Thanks so much for your feedback. I'd like to clarify a bit more about how Automatic works so you (and everyone else reading) can make an informed decision about your potential purchase.

The Automatic adapter is powered by the OBD-II port in your vehicle, and does not maintain a cellular connection when your car is off. When your car is off, so is the adapter. However, as with many electronics, it does draw a minuscule amount of power just by the fact it is plugged in. The vast majority of the time, this does not affect the vehicle in the least.

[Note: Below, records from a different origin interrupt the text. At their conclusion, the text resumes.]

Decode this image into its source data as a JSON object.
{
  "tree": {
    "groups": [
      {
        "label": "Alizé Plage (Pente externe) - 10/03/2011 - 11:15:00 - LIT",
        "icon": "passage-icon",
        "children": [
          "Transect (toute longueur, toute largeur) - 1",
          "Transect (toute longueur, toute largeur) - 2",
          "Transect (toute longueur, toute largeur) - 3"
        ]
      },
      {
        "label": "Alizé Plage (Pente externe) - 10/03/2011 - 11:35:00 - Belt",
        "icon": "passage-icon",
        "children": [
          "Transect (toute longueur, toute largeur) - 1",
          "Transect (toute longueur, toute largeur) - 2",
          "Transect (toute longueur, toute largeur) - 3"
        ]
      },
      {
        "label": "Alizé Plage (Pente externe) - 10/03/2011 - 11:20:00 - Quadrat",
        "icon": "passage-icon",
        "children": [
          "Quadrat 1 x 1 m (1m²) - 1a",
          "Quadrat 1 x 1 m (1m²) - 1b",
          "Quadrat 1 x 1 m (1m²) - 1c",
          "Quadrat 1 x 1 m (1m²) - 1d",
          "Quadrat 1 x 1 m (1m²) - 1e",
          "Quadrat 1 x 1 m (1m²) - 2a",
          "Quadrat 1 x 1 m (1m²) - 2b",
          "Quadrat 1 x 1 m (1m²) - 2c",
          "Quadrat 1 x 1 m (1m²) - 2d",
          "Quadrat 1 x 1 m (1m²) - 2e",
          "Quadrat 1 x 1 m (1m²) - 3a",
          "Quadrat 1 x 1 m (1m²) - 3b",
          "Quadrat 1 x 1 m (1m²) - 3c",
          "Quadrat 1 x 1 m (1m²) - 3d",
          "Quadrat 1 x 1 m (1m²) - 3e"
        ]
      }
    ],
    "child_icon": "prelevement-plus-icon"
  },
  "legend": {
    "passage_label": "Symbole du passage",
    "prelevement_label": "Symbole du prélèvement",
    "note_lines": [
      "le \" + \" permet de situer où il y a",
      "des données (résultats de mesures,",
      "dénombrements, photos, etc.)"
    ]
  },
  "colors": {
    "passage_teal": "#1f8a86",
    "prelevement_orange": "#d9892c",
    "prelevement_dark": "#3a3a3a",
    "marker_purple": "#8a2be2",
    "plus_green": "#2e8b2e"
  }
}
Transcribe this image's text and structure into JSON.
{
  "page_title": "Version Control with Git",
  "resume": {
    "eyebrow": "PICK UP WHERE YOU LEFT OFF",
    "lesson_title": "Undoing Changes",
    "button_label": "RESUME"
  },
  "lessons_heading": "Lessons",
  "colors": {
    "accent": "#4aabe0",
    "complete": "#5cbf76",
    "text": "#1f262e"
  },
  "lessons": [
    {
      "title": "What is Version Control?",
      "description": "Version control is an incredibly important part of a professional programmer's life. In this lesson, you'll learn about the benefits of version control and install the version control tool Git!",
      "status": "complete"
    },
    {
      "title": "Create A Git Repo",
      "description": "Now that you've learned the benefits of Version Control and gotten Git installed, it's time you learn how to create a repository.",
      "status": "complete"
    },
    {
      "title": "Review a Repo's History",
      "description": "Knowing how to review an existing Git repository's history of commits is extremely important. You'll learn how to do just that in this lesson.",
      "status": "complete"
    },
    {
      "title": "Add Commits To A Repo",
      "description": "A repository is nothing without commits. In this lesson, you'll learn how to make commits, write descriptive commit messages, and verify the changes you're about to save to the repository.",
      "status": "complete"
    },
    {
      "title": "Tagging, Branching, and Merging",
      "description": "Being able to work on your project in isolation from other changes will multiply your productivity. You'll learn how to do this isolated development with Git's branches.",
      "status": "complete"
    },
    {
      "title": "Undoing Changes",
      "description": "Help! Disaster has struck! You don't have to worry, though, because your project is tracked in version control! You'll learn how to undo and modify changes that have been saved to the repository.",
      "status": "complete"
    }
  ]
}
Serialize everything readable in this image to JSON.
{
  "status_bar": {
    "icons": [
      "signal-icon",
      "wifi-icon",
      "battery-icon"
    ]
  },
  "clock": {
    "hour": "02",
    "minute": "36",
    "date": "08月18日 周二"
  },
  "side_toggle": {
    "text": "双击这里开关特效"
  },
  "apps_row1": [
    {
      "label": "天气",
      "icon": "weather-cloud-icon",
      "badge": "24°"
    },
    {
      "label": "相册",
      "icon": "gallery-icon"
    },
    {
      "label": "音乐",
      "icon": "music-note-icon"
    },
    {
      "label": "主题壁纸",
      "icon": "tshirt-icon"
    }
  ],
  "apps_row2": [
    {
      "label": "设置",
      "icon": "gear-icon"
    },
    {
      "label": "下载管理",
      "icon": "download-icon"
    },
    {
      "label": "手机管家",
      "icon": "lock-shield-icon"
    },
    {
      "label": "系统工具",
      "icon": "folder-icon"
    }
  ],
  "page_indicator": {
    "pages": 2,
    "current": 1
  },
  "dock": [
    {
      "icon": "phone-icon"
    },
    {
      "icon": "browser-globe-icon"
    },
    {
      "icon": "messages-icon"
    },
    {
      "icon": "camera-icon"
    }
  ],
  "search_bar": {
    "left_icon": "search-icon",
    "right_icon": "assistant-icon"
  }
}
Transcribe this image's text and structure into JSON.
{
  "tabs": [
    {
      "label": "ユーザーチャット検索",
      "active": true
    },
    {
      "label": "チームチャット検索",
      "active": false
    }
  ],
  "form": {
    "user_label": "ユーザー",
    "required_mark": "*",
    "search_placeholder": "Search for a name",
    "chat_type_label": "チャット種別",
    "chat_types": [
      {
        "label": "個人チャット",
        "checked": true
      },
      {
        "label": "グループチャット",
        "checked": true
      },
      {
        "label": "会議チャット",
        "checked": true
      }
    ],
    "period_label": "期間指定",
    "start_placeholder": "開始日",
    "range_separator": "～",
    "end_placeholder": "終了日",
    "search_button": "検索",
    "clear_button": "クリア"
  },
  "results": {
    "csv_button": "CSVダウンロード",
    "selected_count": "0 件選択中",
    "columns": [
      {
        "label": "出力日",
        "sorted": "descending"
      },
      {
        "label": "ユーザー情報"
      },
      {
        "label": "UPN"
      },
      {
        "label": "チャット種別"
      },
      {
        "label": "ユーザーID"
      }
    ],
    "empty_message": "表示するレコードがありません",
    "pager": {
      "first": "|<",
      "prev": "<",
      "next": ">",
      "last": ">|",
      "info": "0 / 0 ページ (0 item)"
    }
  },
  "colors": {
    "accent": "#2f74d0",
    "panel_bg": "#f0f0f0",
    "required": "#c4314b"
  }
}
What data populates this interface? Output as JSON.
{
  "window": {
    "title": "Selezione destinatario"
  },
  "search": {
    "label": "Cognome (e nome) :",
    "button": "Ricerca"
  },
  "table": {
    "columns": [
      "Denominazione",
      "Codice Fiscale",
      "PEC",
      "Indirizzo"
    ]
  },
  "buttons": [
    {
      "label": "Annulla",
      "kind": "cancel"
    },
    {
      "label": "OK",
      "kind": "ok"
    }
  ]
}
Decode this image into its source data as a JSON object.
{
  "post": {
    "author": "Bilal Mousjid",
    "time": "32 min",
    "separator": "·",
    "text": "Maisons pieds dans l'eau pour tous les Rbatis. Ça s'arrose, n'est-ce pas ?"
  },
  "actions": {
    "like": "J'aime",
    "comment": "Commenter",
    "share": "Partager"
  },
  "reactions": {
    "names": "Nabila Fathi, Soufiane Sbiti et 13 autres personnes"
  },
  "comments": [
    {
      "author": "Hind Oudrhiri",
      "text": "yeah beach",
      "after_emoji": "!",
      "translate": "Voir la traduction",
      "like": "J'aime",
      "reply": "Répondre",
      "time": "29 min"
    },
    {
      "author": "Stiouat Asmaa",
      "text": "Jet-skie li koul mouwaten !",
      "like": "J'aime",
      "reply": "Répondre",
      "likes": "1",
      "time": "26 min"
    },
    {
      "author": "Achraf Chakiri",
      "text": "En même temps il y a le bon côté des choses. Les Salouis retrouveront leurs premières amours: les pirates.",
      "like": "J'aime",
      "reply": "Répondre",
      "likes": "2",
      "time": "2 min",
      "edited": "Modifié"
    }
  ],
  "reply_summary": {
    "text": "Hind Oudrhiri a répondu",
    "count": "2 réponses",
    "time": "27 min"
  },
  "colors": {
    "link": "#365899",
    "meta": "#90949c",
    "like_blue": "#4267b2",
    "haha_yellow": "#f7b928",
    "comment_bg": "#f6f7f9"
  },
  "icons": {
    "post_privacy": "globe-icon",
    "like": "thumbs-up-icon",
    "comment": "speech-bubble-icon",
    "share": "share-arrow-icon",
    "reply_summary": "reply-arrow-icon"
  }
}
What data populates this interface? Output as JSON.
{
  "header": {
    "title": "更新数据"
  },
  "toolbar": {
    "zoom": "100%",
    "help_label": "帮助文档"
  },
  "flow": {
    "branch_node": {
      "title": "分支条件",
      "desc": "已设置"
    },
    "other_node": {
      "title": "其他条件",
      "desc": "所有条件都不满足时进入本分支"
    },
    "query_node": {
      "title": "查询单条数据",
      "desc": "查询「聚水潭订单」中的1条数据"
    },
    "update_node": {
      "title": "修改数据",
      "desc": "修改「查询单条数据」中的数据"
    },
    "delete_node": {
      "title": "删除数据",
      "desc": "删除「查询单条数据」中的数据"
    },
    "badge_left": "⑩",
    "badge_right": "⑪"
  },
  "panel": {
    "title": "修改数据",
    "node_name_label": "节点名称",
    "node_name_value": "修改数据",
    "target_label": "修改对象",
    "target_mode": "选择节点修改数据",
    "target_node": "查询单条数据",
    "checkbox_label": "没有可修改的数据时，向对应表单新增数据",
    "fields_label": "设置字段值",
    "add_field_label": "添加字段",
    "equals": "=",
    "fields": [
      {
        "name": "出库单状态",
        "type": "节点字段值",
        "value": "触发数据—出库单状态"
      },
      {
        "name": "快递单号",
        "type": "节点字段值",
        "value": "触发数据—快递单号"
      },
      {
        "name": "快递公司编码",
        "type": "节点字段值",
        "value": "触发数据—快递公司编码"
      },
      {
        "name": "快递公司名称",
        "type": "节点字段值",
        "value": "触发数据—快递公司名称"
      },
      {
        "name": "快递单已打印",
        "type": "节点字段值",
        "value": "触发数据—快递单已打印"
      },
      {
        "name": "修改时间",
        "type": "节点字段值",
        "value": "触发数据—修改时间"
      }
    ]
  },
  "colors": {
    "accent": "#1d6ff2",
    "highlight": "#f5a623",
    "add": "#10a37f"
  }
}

The amount of power drawn is so small, it would take weeks, if not months, to affect a healthy, fully charged car battery.

When it comes to our recommendation to unplug the adapter if you're not driving for a few weeks at a time, we prefer to err on the side of caution. Keeping electronics plugged in while you're at home may lead to a few cents added to your electric bill, but the stakes are a bit higher when it comes to being able to operate your vehicle. :) There are largely two scenarios users could run into with regards to battery drain with the adapter.
  1. Your car enters a type of "diagnostic mode" when something is plugged into the OBD-II port. This turns on the car's computer and can lead to increased battery drain. We've seen this occur mostly with early 2000s BMW models but it also affects a handful of others. The bottom line is, you should always check car compatibility before purchasing.
  2. Your car's battery is approaching the threshold where it no longer has enough power to run the starter motor and the adapter's power draw is just enough to push it over the edge. In these cases, unplugging the adapter generally does the trick. We recommend that you get your battery checked out if you find yourself in this situation.
We also have a Battery Health feature as part of a suite of tools available to users in the Automatic Web Dashboard. The adapter can read your battery's voltage through the OBD-II port and this tool helps you track your battery's state of charge over time. It's caught more than a few dying batteries for users before they've completely expired!

I hope this helps to provide more detail about how Automatic works. Please let me know if you have any further questions or feedback.